    I prefer the tone of the Labellas just a tad more. A little more mids, and a little less "clank" than the Chromes. However, I love the slippery sliding around feeling the Chromes give you. My perfect string could possibly be the combining of these two. Love them both and they make playing a lot of fun.
  15. Wow, I wasn't sure about this thread at first. :eyebrow:
    But now I'd love to see that shootout. Got a 4003 arriving next Wednesday, and the FIRST THING I'm gonna do is strip off the rounds and put on flats.

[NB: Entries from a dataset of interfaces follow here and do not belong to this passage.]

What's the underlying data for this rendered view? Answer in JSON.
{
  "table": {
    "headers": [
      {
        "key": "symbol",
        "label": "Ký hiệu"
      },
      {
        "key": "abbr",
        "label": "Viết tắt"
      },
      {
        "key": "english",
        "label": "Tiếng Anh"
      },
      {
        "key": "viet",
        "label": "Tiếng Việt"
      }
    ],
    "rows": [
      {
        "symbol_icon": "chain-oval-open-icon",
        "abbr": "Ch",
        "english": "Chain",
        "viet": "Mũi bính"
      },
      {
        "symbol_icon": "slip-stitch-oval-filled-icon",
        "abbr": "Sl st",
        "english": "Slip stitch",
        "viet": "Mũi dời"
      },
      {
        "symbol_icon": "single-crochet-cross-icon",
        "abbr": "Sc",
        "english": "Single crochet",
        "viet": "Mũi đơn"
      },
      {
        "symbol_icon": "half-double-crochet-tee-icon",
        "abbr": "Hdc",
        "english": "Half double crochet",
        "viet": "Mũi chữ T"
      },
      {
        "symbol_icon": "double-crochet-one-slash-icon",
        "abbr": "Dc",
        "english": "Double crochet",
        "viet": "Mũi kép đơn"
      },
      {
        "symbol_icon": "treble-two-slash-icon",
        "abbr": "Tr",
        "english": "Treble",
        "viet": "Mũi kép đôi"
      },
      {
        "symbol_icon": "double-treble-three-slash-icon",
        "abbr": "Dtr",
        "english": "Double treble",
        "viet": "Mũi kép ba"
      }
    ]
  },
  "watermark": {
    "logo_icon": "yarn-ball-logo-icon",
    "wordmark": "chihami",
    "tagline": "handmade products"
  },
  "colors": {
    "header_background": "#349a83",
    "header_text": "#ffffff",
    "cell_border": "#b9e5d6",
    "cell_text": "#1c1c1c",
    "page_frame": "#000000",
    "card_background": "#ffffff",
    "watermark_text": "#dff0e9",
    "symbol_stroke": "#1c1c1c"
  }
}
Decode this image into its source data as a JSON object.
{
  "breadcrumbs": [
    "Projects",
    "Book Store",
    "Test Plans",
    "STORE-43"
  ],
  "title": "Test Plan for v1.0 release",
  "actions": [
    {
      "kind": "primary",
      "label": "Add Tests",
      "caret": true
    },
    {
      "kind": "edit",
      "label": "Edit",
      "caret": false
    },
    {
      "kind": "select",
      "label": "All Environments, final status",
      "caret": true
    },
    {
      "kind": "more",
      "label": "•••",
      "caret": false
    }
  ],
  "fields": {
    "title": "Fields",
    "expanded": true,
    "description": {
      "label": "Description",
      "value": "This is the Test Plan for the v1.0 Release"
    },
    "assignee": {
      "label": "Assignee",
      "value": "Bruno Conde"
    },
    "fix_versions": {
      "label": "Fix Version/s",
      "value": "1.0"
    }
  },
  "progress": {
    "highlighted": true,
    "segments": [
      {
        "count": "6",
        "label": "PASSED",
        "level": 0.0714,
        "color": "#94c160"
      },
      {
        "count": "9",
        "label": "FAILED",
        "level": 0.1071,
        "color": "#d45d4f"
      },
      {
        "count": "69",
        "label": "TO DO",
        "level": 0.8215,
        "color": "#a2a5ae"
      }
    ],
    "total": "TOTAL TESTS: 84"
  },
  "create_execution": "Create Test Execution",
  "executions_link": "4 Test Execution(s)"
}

I'm so hard-core flats that I ain't even going to plug it in first! :bassist:

    But which flats for Electric Blues? (Hint, gotta have some tension in them)

    Thanks for the thread.
  16. steamthief


    Jan 25, 2006
    Mentone Beach
    I put my newly acquired set of Rotos on my P/J on Wednesday, and I am blown away. The punch of these flats vs. any roundwound set I've used is stunning. They are a bit bright, but dialing out some mids @ 500hz mellows the tone quickly. The tension on this set is pretty high, a lot more vs. the Fender 7250 rounds, but I'm digging it. My right hand speed, playing fingerstyle, is enhanced by the tension.

    I just ordered some EBMM flats for my SR4. :)
  17. P. Bass

    P. Bass

    Mar 17, 2010
    You should give the Sadowsky SBF45 set a try. Best of both of your favs. Little bit less stiff than the medium Chromes & a bit more toward the Labella tone.
  18. Surly


    Feb 2, 2007
    South Florida
    Thanks man. The quest for the perfect string continues. :)
  19. mongo2


    Feb 17, 2008
    Da Shaw
    Exactly. It is a quest.

  20. A Sacred quest.